◆ **YOUR OBJECTIVE**: Please copy each line of the records below that includes the word "Layout".

◆ **DATA PROVIDED**:

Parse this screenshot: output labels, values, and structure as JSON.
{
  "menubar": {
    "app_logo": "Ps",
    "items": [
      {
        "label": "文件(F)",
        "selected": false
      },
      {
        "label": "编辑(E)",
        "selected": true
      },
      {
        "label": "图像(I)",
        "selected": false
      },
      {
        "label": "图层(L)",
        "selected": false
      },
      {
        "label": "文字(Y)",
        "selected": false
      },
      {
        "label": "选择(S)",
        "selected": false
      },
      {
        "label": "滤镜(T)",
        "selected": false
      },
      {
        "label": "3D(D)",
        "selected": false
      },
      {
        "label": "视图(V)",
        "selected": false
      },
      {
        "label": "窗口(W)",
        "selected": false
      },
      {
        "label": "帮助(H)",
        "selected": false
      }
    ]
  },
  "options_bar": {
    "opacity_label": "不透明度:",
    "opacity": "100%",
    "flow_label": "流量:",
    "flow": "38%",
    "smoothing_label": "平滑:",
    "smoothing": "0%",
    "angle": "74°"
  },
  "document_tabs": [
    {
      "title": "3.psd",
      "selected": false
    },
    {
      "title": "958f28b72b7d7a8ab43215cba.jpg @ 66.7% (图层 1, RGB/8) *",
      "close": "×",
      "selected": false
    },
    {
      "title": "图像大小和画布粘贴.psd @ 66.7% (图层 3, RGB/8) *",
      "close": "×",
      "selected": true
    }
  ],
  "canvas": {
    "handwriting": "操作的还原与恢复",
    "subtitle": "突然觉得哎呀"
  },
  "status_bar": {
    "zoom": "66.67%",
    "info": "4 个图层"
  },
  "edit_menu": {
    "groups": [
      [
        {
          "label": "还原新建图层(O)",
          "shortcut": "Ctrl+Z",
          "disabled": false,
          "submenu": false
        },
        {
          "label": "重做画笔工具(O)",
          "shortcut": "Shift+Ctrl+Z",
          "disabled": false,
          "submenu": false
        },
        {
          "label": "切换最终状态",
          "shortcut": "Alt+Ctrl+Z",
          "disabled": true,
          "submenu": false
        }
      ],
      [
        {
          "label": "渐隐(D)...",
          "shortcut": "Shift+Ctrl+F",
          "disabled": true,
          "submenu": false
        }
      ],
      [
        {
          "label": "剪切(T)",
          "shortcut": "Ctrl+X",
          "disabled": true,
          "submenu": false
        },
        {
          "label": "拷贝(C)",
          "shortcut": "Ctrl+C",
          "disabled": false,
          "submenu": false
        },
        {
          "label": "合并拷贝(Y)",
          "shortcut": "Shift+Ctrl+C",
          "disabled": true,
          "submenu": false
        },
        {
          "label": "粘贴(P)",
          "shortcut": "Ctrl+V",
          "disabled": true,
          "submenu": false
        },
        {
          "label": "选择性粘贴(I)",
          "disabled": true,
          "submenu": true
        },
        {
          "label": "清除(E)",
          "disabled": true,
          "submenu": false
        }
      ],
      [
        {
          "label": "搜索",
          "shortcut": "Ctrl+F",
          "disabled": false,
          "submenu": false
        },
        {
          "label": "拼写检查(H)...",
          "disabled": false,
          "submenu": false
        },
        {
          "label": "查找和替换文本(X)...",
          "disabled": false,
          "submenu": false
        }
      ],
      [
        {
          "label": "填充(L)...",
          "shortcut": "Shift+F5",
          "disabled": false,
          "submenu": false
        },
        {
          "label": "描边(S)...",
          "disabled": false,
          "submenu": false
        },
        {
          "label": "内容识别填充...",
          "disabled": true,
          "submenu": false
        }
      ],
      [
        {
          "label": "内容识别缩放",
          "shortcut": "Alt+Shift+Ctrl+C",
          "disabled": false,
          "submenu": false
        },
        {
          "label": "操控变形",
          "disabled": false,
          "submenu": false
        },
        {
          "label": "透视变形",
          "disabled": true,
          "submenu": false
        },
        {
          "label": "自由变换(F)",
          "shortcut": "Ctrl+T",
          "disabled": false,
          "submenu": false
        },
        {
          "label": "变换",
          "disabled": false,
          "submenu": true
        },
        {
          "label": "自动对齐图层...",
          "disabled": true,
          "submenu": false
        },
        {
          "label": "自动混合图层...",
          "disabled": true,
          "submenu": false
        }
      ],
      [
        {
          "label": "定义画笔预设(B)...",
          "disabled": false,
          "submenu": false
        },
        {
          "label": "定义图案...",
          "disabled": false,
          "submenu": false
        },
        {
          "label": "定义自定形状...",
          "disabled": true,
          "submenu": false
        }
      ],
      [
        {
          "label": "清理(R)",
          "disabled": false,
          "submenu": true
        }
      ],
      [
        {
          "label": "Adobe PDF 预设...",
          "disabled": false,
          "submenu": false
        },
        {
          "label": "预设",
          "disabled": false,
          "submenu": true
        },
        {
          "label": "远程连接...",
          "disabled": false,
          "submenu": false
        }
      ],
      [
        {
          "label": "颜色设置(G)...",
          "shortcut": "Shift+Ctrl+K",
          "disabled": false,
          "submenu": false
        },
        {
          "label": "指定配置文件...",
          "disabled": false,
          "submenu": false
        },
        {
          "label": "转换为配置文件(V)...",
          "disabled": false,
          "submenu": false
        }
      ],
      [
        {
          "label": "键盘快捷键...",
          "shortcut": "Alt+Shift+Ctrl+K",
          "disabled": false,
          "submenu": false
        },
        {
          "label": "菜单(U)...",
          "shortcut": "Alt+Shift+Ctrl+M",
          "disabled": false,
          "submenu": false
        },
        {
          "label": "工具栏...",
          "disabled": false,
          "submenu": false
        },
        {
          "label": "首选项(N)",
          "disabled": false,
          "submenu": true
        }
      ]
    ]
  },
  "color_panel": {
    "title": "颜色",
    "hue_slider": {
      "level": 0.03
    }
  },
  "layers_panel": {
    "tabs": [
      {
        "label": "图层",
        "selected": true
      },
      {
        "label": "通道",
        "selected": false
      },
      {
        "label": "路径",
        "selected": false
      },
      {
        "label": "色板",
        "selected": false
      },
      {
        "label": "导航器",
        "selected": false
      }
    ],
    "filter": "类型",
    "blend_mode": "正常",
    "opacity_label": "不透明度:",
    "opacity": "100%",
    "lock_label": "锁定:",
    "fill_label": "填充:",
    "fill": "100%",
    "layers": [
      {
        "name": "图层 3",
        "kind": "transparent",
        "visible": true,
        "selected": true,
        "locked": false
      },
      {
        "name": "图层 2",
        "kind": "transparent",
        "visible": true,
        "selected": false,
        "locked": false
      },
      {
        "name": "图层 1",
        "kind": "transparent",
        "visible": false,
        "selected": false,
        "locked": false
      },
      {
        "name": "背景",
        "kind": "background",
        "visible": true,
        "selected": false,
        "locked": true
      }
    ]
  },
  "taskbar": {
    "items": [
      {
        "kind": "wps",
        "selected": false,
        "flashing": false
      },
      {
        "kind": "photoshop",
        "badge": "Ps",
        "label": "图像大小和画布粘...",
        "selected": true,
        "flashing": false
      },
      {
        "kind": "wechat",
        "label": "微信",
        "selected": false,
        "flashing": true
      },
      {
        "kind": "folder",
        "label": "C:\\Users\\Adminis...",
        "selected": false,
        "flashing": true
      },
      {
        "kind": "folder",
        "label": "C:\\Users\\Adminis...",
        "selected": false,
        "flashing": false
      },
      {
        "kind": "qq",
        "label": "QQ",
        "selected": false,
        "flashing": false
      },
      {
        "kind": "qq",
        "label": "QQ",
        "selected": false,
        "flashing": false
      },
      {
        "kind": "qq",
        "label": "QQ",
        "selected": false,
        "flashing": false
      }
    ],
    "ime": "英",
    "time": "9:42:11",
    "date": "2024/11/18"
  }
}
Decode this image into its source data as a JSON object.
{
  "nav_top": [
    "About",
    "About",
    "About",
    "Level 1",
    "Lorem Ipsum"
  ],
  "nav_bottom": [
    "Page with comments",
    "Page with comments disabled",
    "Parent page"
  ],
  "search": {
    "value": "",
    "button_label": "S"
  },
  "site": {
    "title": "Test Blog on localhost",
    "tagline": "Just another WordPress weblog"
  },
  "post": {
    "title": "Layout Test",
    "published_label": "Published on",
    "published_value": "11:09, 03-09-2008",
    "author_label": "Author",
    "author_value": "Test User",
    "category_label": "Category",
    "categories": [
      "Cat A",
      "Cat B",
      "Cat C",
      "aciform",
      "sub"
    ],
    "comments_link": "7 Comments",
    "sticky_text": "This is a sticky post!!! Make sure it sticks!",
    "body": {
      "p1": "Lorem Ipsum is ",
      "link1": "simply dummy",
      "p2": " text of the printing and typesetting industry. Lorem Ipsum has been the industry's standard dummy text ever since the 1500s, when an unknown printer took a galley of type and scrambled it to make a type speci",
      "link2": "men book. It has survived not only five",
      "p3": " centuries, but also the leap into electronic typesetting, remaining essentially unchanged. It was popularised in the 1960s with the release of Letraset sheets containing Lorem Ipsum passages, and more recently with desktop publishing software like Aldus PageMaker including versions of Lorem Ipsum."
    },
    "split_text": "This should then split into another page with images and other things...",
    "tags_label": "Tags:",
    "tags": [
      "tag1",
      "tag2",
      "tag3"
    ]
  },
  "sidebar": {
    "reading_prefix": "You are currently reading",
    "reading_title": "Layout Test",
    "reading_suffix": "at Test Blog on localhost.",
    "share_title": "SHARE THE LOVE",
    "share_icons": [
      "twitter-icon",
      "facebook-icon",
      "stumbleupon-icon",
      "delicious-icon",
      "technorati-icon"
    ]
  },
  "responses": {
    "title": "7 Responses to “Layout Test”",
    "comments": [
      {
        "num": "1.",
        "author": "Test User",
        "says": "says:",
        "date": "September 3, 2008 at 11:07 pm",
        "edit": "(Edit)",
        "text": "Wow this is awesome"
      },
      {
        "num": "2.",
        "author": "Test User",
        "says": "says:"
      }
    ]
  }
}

◆ **OUTPUT OF THE EXERCISE**:
    "title": "Layout Test",
    "reading_title": "Layout Test",
    "title": "7 Responses to “Layout Test”",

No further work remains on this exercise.